Some things I liked about yesterday:
- A 72-year-old man got up to explain why he was there. “Can I be frank?” he asked. He and his peers have a number of children, and all of them “love the Lord,” he said. But none of them want anything to do with the church as it is. He spoke of his concern that Sunday mornings were consuming so much energy in the church that it’s been distracted from its mission. He didn’t seem to have a chip on his shoulder, but as part of the church he was concerned and not prepared to just blame the kids. He turned out to be the best speaker of the day, even though he was part of the audience.
- There wasn’t a lot of anger and angst yesterday. If anything, speakers went out of their way to affirm what traditional churches are doing well, while expressing humility about what the emerging church is not doing well.
- All the speakers were great. It’s the first time I’ve heard Chris Seay and I wasn’t disappointed.
- I loved the challenge from multiple speakers to reject the free market Gospel that’s about making our lives better, and to embrace and live the Gospel on its own terms instead.
- McLaren was articulate and gracious in his interaction at Richview. He always seems to try to understand the question behind the question.
- I loved that Nathan, one of the conference organizers, stayed behind to stack chairs after the event at Richview, even though I’m sure he was bushed. Classy.

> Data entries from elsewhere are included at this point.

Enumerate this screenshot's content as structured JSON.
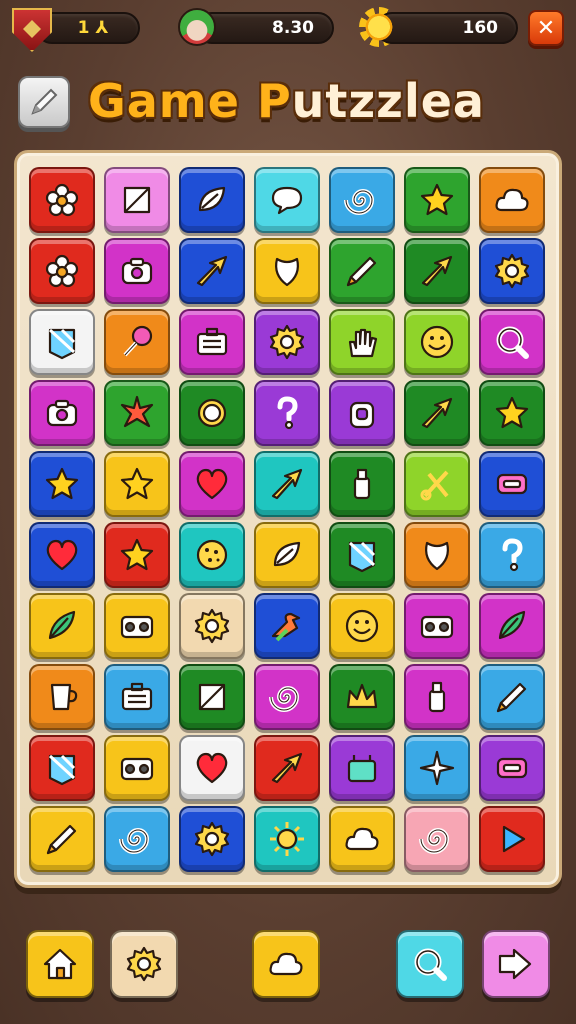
{
  "hud": {
    "level_value": "1 ⅄",
    "lives_value": "8.30",
    "coins_value": "160",
    "close_label": "✕"
  },
  "title": {
    "part1": "Game ",
    "part2_highlight": "P",
    "part2_rest": "utzzlea"
  },
  "colors": {
    "red": "#e02a1e",
    "pink": "#f08be6",
    "blue": "#1f4fd6",
    "cyan": "#4fd8e6",
    "sky": "#3aa9e6",
    "green": "#2ea42e",
    "orange": "#f08a1a",
    "yellow": "#f7c41a",
    "magenta": "#d233c8",
    "lime": "#8fd42a",
    "white": "#f4f4f4",
    "purple": "#9a3ad6",
    "beige": "#f2d9b0",
    "dkgreen": "#1f8a24",
    "teal": "#1fc6c0",
    "rose": "#f7a6b4"
  },
  "board": {
    "rows": [
      [
        {
          "c": "red",
          "i": "flower-icon"
        },
        {
          "c": "pink",
          "i": "box-icon"
        },
        {
          "c": "blue",
          "i": "leaf-icon"
        },
        {
          "c": "cyan",
          "i": "speech-icon"
        },
        {
          "c": "sky",
          "i": "swirl-icon"
        },
        {
          "c": "green",
          "i": "star-icon"
        },
        {
          "c": "orange",
          "i": "cloud-icon"
        }
      ],
      [
        {
          "c": "red",
          "i": "flower-icon"
        },
        {
          "c": "magenta",
          "i": "camera-icon"
        },
        {
          "c": "blue",
          "i": "arrow-icon"
        },
        {
          "c": "yellow",
          "i": "petal-icon"
        },
        {
          "c": "green",
          "i": "pencil-icon"
        },
        {
          "c": "dkgreen",
          "i": "arrow-icon"
        },
        {
          "c": "blue",
          "i": "gear-icon"
        }
      ],
      [
        {
          "c": "white",
          "i": "gem-icon"
        },
        {
          "c": "orange",
          "i": "lollipop-icon"
        },
        {
          "c": "magenta",
          "i": "briefcase-icon"
        },
        {
          "c": "purple",
          "i": "gear-icon"
        },
        {
          "c": "lime",
          "i": "hand-icon"
        },
        {
          "c": "lime",
          "i": "smiley-icon"
        },
        {
          "c": "magenta",
          "i": "magnifier-icon"
        }
      ],
      [
        {
          "c": "magenta",
          "i": "camera-icon"
        },
        {
          "c": "green",
          "i": "starfish-icon"
        },
        {
          "c": "dkgreen",
          "i": "ring-icon"
        },
        {
          "c": "purple",
          "i": "question-icon"
        },
        {
          "c": "purple",
          "i": "lock-icon"
        },
        {
          "c": "dkgreen",
          "i": "arrow-icon"
        },
        {
          "c": "dkgreen",
          "i": "star-icon"
        }
      ],
      [
        {
          "c": "blue",
          "i": "star-icon"
        },
        {
          "c": "yellow",
          "i": "star-icon"
        },
        {
          "c": "magenta",
          "i": "heart-icon"
        },
        {
          "c": "teal",
          "i": "arrow-icon"
        },
        {
          "c": "dkgreen",
          "i": "bottle-icon"
        },
        {
          "c": "lime",
          "i": "scissors-icon"
        },
        {
          "c": "blue",
          "i": "tag-icon"
        }
      ],
      [
        {
          "c": "blue",
          "i": "heart-icon"
        },
        {
          "c": "red",
          "i": "star-icon"
        },
        {
          "c": "teal",
          "i": "cookie-icon"
        },
        {
          "c": "yellow",
          "i": "leaf-icon"
        },
        {
          "c": "dkgreen",
          "i": "gem-icon"
        },
        {
          "c": "orange",
          "i": "petal-icon"
        },
        {
          "c": "sky",
          "i": "question-icon"
        }
      ],
      [
        {
          "c": "yellow",
          "i": "feather-icon"
        },
        {
          "c": "yellow",
          "i": "radio-icon"
        },
        {
          "c": "beige",
          "i": "gear-icon"
        },
        {
          "c": "blue",
          "i": "bird-icon"
        },
        {
          "c": "yellow",
          "i": "smiley-icon"
        },
        {
          "c": "magenta",
          "i": "radio-icon"
        },
        {
          "c": "magenta",
          "i": "feather-icon"
        }
      ],
      [
        {
          "c": "orange",
          "i": "cup-icon"
        },
        {
          "c": "sky",
          "i": "briefcase-icon"
        },
        {
          "c": "dkgreen",
          "i": "box-icon"
        },
        {
          "c": "magenta",
          "i": "swirl-icon"
        },
        {
          "c": "dkgreen",
          "i": "crown-icon"
        },
        {
          "c": "magenta",
          "i": "bottle-icon"
        },
        {
          "c": "sky",
          "i": "pencil-icon"
        }
      ],
      [
        {
          "c": "red",
          "i": "gem-icon"
        },
        {
          "c": "yellow",
          "i": "radio-icon"
        },
        {
          "c": "white",
          "i": "heart-icon"
        },
        {
          "c": "red",
          "i": "arrow-icon"
        },
        {
          "c": "purple",
          "i": "bag-icon"
        },
        {
          "c": "sky",
          "i": "sparkle-icon"
        },
        {
          "c": "purple",
          "i": "tag-icon"
        }
      ],
      [
        {
          "c": "yellow",
          "i": "pencil-icon"
        },
        {
          "c": "sky",
          "i": "swirl-icon"
        },
        {
          "c": "blue",
          "i": "gear-icon"
        },
        {
          "c": "teal",
          "i": "sun-icon"
        },
        {
          "c": "yellow",
          "i": "cloud-icon"
        },
        {
          "c": "rose",
          "i": "swirl-icon"
        },
        {
          "c": "red",
          "i": "play-icon"
        }
      ]
    ]
  },
  "bottom_bar": [
    {
      "name": "home-button",
      "c": "yellow",
      "i": "home-icon"
    },
    {
      "name": "settings-button",
      "c": "beige",
      "i": "gear-icon"
    },
    {
      "name": "hint-button",
      "c": "yellow",
      "i": "cloud-icon"
    },
    {
      "name": "search-button",
      "c": "cyan",
      "i": "magnifier-icon"
    },
    {
      "name": "next-button",
      "c": "pink",
      "i": "next-icon"
    }
  ]
}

What I didn’t like:
- We had four white Americans addressing us a predominantly younger, mostly white audience yesterday. We’re not there yet.
- After the event at McLaren, I talked to a man who began to attack McLaren. As he talked, he painted a caricature. I think it’s smart to critically engage McLaren’s views, but I was saddened by an attack that was more personal and, I think, inaccurate.
Other posts on McLaren at Richview:
- Bill Kinnon – “He had every reason to be tired this evening – but there was no sense of that. He was warm, engaging and gracious.
- Paul Martin – “He is a very articulate speaker… this meeting did nothing but confirm what I have written in my own mind.” (Paul is presenting a paper on the Emerging Church Monday.)
- Challies weighs in – “We were subjected to long, rambling discourses that seemed to do anything but address the actual question…Throughout the evening, boldness was absent…Brian McLaren loves Jesus, but he hates God.” Update: Tim has changed that last sentence to, “Brian McLaren loves Jesus, but does he love God in the same way?”
- Ian Clary – “All in all I came away from the evening saddened by what McLaren had to say – or not say as it turned out.”
- Christel – “I don’t think he made a single ringing affirmative about what he believes to be true throughout the evening.”
- Clint – “McLaren offered much of what any good sage would possess: pithy anecdotes, measured critiques, questions for questions, and concrete applications. Surprisingly however, McLaren seemed nickel-poor when it came to supplying answers that had lasting currency.”